Sir, the proposed addition to the Motion renders it much more objectionable. As it now stands, the Motion only asserts that the duties on timber ought to be repealed, but as amended by the addition, it pledges the House to repeal those duties as soon as ever the state of the revenue permits. I should like to know whether those hon. Gentlemen who sit near the hon. Member, and who have pressed on the House the necessity of repealing the paper duty and other taxes on knowledge, think it advisable that the House should be pledged to apply the first surplus which may accrue in the revenue to the repeal of the timber duties. I cannot agree with the hon. Member for Bridport (Mr. Mitchell) that this is the only mode in which taxes of this sort can be brought under the consideration of the House, and that unless the House sanctioned Resolutions of this character it is impossible that the grievances of any class of the community can be redressed. There are means by which before and after the financial statement is made, and before it is adopted, the character of any tax can be brought under the consideration of the House, and the opinion of the House expressed upon it in a manner which must influence the financial Minister if he have any surplus to devote to the lightening of the burdens of taxation. I cannot say that the position of the Chancellor of the Exchequer is at this moment of such a nature that there need be any scramble among the community as to which class shall get a relief, and I must ask the House to support the Minister who at present occupies that position—one of no little difficulty,—and not to sanction a Motion of this kind, winch must have an injurious effect upon the public mind, and must lead to a great deal of feverish anxiety in the various branches of this particular trade. The observations of the Secretary of the Treasury have been much misrepresented. He did not for a moment I maintain that this tax, which is a tax on raw material, was not a bad tax; he admitted that it was one of a protective character. What he said was—and I agree with him—that there were many other taxes on raw materials worse than the tax on timber. In that he is supported by the highest authorities. I should be happy myself to put an end to this tax, bat at present I am not in a position to hold out any hope of the kind. In a very short time, certainly in a month hence, it will be my duty to call the attention of the house to the financial state of the coun- try, and it will be open to those who represent the timber trade, or who are in favour of the abolition of this tax, to bring the subject before the House, when, no doubt, it will receive a fair consideration.

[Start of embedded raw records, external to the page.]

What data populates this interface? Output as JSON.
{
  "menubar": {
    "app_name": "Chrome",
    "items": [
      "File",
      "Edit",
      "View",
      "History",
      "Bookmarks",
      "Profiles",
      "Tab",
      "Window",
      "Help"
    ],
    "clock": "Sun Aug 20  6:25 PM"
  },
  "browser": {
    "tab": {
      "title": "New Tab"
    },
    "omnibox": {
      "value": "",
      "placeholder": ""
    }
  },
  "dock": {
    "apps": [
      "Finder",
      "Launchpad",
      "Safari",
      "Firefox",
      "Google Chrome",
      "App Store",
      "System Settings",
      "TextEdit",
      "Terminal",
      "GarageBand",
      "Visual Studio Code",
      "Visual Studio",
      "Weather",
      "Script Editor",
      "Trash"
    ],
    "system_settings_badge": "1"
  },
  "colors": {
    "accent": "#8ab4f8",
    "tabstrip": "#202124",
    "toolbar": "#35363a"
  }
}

Motion, by leave, withdrawn.


said, he would then put his Motion in the amended form.

Motion made, and Question put— That it is the opinion of this House, that the Duties en Foreign and Colonial Wood should be repealed, as soon as the Revenue admits of it.

The House divided:—Ayes 77; Noes 133: Majority 56.